sound radiation prediction at high and medium audio frequencies. The objective
of this work (SEA based) is to evaluate acoustic power radiated by a large
scale complex structure when its vibration is defined only within limited
surface area in the vicinity of broadband sources. A tested structure is
divided into a set of energy finite elements (EFEs) and power balance matrix
(PBM) equation is solved to obtain the ratio of EFEs rms normal velocity
components. Coefficients of the PBM equation derive from transmission,
radiation, and internal loss factors. Acoustic power radiated by the whole
structure is calculated as the sum of partial acoustic inputs of EFEs. Each
power input is determined by radiation efficiency and surface averaged normal
velocity of a structural element. This approach enables one to define
generalized radiation efficiency of the total structure which links acoustic
power and rms vibration of the specific EFE with preliminary measured or given
at ``drawing board studies'' vibration. Damping factors provide additional
information needed to study the effect of design variables on radiation
efficiency of a whole structure. A typical for aerospace and shipbuilding
multi-sectional structure comprising cylindrical rib-stiffened shells with
transverse partitions separating them was selected to utilize the developed
approach. One of cylindrical subsets was driven by a normal broadband point
force and its vibration was measured in one-third octave bands and averaged
over its surface area. Drops of surface averaged vibration levels between
structural elements were computed using PBM equation.
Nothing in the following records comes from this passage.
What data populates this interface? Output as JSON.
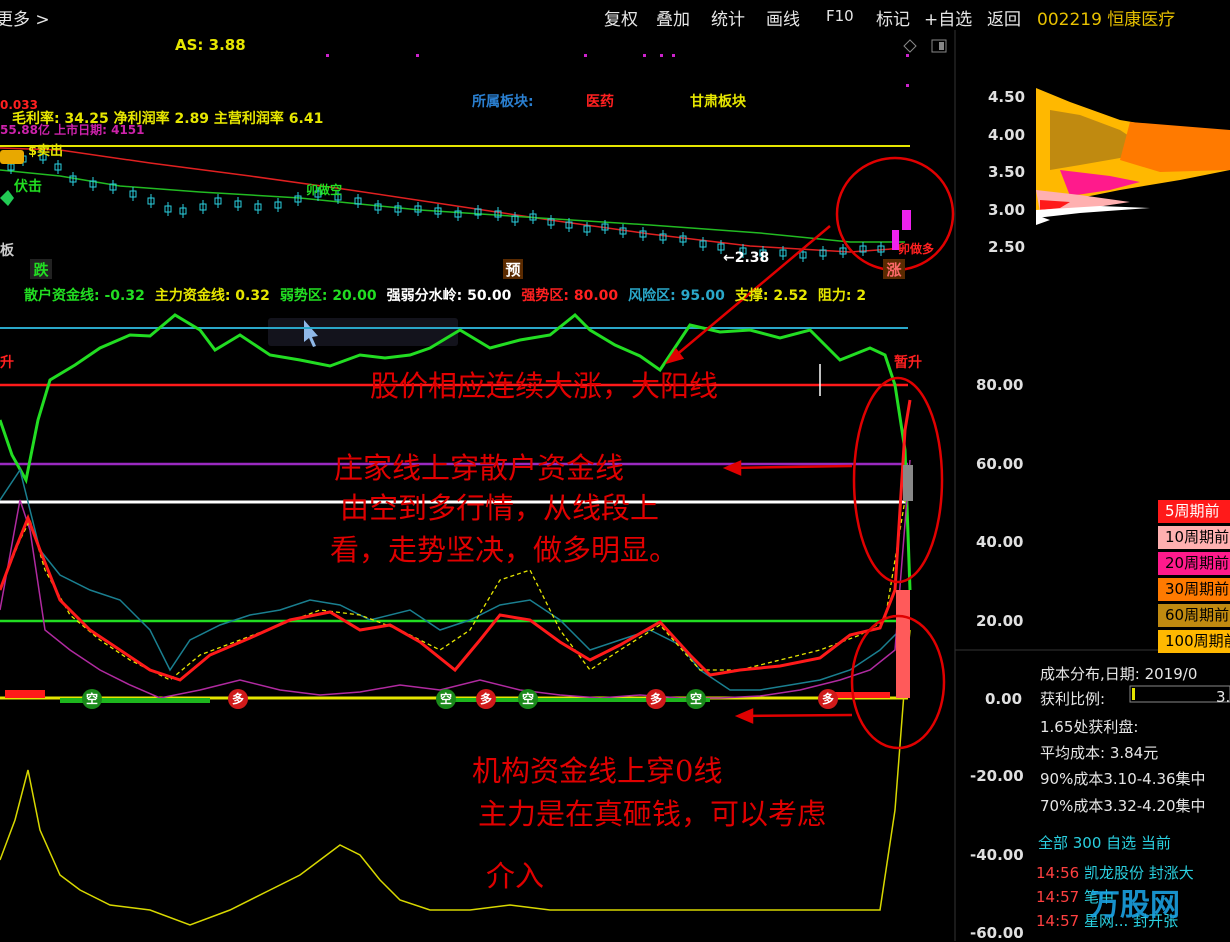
{
  "toolbar": {
    "more": "更多 >",
    "items": [
      "复权",
      "叠加",
      "统计",
      "画线",
      "F10",
      "标记",
      "+自选",
      "返回"
    ],
    "stock": "002219 恒康医疗"
  },
  "price_panel": {
    "as": "AS: 3.88",
    "sector_label": "所属板块:",
    "sector_1": "医药",
    "sector_2": "甘肃板块",
    "fundamentals": "毛利率: 34.25 净利润率 2.89 主营利润率 6.41",
    "left_red_1": "0.033",
    "left_red_2": "55.88亿 上市日期: 4151",
    "marker_shimai": "$卖出",
    "marker_fuji": "伏击",
    "marker_kongduo": "卯做空",
    "marker_zuoduo": "卯做多",
    "low_price": "←2.38",
    "tag_die": "跌",
    "tag_yu": "预",
    "tag_zhang": "涨",
    "tag_ban": "板",
    "price_ticks": [
      "4.50",
      "4.00",
      "3.50",
      "3.00",
      "2.50"
    ]
  },
  "indicator_panel": {
    "header": [
      {
        "text": "散户资金线: -0.32",
        "color": "#22dd22"
      },
      {
        "text": "主力资金线: 0.32",
        "color": "#e6e600"
      },
      {
        "text": "弱势区: 20.00",
        "color": "#22dd22"
      },
      {
        "text": "强弱分水岭: 50.00",
        "color": "#ffffff"
      },
      {
        "text": "强势区: 80.00",
        "color": "#ff2020"
      },
      {
        "text": "风险区: 95.00",
        "color": "#2aa7c9"
      },
      {
        "text": "支撑: 2.52",
        "color": "#e6e600"
      },
      {
        "text": "阻力: 2",
        "color": "#e6e600"
      }
    ],
    "axis_ticks": [
      "80.00",
      "60.00",
      "40.00",
      "20.00",
      "0.00",
      "-20.00",
      "-40.00",
      "-60.00"
    ],
    "left_tag": "升",
    "right_tag": "暂升",
    "kong": "空",
    "duo": "多"
  },
  "annotations": {
    "a1": "股价相应连续大涨，大阳线",
    "a2": "庄家线上穿散户资金线",
    "a3": "由空到多行情，从线段上",
    "a4": "看，走势坚决，做多明显。",
    "a5": "机构资金线上穿0线",
    "a6": "主力是在真砸钱，可以考虑",
    "a7": "介入"
  },
  "side_panel": {
    "legend": [
      {
        "label": "5周期前",
        "bg": "#ff1a1a",
        "fg": "#ffffff"
      },
      {
        "label": "10周期前",
        "bg": "#ffb0b0",
        "fg": "#000000"
      },
      {
        "label": "20周期前",
        "bg": "#ff1a8c",
        "fg": "#000000"
      },
      {
        "label": "30周期前",
        "bg": "#ff7a00",
        "fg": "#000000"
      },
      {
        "label": "60周期前",
        "bg": "#c08a10",
        "fg": "#000000"
      },
      {
        "label": "100周期前",
        "bg": "#ffb800",
        "fg": "#000000"
      }
    ],
    "cost_date": "成本分布,日期: 2019/0",
    "profit_ratio_label": "获利比例:",
    "profit_ratio_value": "3.",
    "profit_at": "1.65处获利盘:",
    "avg_cost": "平均成本: 3.84元",
    "c90": "90%成本3.10-4.36集中",
    "c70": "70%成本3.32-4.20集中",
    "list_tabs": "全部 300 自选 当前",
    "list_rows": [
      {
        "time": "14:56",
        "name": "凯龙股份",
        "status": "封涨大"
      },
      {
        "time": "14:57",
        "name": "",
        "status": "笔中"
      },
      {
        "time": "14:57",
        "name": "星网...",
        "status": "封开张"
      }
    ],
    "watermark": "万股网"
  },
  "colors": {
    "green": "#22dd22",
    "red": "#ff1a1a",
    "yellow": "#e6e600",
    "cyan": "#2aa7c9",
    "magenta": "#cc22aa",
    "white": "#ffffff",
    "annotation": "#e00000"
  }
}
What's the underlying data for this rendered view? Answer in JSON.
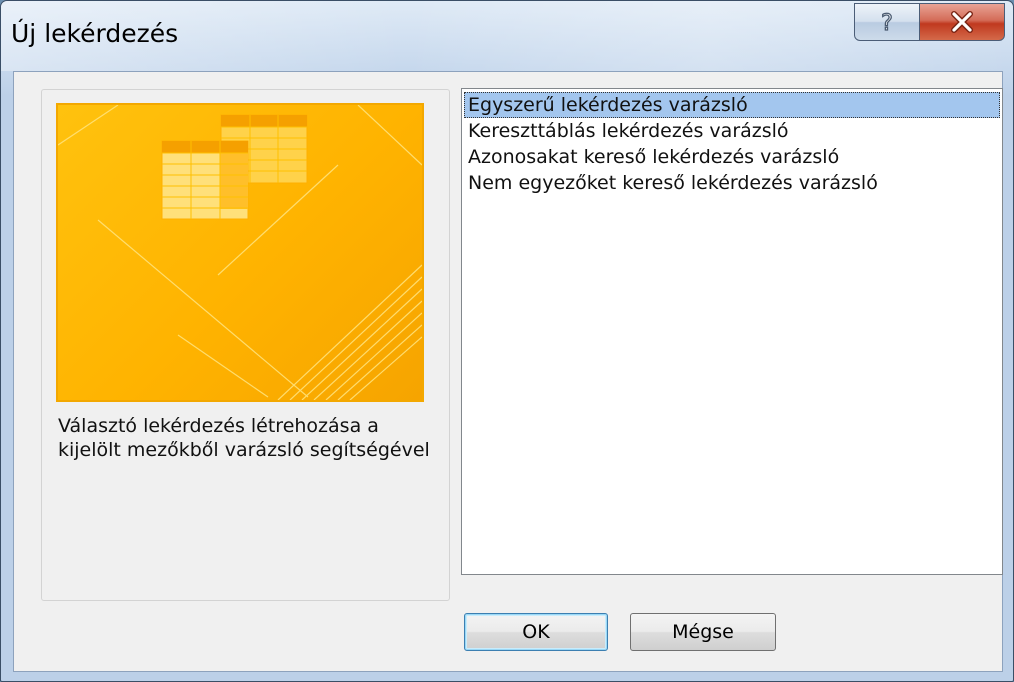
{
  "window": {
    "title": "Új lekérdezés"
  },
  "title_buttons": {
    "help_glyph": "?",
    "close_glyph": "✕",
    "help_icon": "help-icon",
    "close_icon": "close-icon"
  },
  "preview": {
    "icon": "query-wizard-table-icon",
    "description": "Választó lekérdezés létrehozása a kijelölt mezőkből varázsló segítségével"
  },
  "wizard_list": {
    "items": [
      "Egyszerű lekérdezés varázsló",
      "Kereszttáblás lekérdezés varázsló",
      "Azonosakat kereső lekérdezés varázsló",
      "Nem egyezőket kereső lekérdezés varázsló"
    ],
    "selected_index": 0
  },
  "buttons": {
    "ok_label": "OK",
    "cancel_label": "Mégse"
  },
  "colors": {
    "selection": "#a3c6ee",
    "preview_gold": "#ffb300",
    "close_red": "#c0391f"
  }
}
Assuming omnidirectional
pattern of sound radiation the total acoustic power and far-field sound
pressure were calculated. It allowed one to evaluate the total structural
radiation efficiency. Radiation loss factors for ribbed cylindrical shells in
light (air) and heavy (water) acoustic media were investigated to obtain
reliable data for PBM coefficients. Experimental data were in a good agreement
with theoretical prediction.